One of the closest encounters between a comet and Earth has been captured by NASA’s Hubble Space Telescope. The American space agency released a series of images on Thursday of Comet 252P/LINEAR flying past our planet. The images were captured in early April — two weeks after the icy object zoomed by. On March 21, the comet came within 3.3 millions of our planet, the world’s fifth-closest encounter.

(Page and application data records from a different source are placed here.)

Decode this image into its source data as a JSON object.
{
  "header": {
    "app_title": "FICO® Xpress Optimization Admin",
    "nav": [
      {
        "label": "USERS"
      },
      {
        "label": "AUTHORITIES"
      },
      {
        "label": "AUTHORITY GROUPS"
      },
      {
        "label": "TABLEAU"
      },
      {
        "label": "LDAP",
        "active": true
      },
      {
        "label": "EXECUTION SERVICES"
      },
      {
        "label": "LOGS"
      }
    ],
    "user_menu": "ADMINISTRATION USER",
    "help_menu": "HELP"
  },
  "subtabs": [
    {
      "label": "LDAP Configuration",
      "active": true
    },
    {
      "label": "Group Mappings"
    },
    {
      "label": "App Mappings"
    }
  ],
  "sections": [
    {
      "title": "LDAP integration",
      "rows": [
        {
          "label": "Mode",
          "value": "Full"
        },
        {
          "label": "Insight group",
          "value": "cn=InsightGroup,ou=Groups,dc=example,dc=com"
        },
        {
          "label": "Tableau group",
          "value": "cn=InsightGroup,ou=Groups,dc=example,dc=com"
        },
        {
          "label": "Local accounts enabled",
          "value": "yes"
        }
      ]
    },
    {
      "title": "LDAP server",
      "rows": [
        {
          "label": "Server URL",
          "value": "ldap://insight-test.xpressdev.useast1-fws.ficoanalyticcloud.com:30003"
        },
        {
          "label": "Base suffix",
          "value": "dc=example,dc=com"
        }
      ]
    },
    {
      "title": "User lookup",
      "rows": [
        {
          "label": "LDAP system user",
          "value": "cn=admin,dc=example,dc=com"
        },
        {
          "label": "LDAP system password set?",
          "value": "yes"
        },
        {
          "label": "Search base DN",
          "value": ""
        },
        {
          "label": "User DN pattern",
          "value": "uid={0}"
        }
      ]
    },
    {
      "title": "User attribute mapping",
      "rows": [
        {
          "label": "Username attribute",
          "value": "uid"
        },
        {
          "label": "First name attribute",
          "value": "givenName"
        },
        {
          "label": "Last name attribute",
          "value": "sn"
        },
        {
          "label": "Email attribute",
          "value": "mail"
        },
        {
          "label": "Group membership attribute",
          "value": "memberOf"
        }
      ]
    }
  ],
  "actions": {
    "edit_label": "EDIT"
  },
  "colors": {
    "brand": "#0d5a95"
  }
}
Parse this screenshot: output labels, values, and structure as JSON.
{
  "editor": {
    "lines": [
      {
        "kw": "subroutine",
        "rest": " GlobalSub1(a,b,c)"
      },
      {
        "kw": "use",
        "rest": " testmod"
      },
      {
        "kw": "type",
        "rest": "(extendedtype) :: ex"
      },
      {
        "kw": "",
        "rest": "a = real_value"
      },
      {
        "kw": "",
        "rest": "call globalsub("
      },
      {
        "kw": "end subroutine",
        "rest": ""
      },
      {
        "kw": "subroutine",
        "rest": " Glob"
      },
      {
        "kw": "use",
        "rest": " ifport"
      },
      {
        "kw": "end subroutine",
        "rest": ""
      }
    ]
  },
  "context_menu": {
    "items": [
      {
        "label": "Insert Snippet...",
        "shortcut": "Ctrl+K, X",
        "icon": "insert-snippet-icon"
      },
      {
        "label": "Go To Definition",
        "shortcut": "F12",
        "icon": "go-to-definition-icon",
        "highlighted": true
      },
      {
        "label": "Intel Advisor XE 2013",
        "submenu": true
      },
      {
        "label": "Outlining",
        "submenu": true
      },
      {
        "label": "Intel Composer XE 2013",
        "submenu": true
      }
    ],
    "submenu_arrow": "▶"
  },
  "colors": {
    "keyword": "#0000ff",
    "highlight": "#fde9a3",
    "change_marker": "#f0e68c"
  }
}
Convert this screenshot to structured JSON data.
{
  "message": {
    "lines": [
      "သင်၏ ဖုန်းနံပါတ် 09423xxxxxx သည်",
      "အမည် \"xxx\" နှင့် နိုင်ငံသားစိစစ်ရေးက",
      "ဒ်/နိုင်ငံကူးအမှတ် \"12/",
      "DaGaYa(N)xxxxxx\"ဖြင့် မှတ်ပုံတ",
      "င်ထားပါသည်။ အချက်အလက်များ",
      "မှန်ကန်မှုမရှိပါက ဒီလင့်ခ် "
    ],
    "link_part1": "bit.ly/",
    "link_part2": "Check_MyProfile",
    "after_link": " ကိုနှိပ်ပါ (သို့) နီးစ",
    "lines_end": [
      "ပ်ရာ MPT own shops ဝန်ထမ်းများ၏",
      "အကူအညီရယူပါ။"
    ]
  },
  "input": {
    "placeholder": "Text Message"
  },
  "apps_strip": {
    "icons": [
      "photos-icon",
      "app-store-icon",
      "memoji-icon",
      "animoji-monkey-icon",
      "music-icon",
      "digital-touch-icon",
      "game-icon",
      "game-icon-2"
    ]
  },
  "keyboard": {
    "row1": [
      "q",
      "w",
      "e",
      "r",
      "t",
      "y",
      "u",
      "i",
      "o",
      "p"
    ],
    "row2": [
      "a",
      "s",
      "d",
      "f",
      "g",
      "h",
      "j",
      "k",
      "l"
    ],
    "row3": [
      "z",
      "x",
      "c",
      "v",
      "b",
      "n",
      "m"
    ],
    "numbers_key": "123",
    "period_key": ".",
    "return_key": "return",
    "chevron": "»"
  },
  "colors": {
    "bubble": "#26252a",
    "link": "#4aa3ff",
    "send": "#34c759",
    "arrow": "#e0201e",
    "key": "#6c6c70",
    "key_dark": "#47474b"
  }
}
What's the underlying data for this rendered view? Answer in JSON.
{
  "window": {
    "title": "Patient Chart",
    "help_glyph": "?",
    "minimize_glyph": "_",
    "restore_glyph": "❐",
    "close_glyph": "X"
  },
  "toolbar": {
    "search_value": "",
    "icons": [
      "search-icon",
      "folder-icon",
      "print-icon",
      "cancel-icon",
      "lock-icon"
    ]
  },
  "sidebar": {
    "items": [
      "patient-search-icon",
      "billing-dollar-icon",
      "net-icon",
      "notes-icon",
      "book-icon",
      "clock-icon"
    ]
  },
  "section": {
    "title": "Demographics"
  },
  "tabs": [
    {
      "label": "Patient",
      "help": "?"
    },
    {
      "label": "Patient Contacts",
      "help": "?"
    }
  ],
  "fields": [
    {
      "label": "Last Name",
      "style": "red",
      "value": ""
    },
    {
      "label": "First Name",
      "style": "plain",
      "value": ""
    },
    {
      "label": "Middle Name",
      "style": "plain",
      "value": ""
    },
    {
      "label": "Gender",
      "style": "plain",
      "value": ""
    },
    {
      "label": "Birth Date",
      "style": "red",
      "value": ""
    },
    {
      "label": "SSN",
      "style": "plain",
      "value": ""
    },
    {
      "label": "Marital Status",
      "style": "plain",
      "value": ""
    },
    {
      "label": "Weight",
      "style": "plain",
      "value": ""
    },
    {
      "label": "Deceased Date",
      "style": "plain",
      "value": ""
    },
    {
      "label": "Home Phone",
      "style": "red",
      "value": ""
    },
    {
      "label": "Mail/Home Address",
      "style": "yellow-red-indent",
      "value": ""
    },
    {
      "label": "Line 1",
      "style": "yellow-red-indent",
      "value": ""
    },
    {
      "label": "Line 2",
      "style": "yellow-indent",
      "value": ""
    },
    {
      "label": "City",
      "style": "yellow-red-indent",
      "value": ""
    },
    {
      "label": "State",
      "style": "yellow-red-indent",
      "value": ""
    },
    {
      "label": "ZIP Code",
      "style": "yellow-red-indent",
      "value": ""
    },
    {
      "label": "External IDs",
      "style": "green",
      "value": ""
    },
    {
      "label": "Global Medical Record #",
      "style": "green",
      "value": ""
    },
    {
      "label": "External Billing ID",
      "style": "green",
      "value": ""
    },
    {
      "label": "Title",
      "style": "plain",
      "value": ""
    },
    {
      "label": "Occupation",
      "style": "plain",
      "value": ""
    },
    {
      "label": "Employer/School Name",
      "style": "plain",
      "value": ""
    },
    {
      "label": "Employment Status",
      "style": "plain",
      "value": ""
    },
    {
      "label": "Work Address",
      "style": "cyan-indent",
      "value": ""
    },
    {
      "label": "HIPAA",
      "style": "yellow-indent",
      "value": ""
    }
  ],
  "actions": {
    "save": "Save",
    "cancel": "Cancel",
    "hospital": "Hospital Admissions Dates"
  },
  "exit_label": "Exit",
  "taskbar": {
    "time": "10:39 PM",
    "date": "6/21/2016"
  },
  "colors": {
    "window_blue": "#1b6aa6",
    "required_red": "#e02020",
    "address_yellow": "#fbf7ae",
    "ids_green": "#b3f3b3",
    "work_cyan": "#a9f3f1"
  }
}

For reference, that’s 14 times the distance between us and the moon. Other than our moon, this is one of Hubble’s closest observations of a celestial object. In the images, a jet of space dust can been seen spewing out from the comet. These celestial objects are normally comprised of frozen material. Comets are like “cosmic snowballs” of gas, rocks and dust. When they are warmed, their frozen material transforms into large glowing heads. READ MORE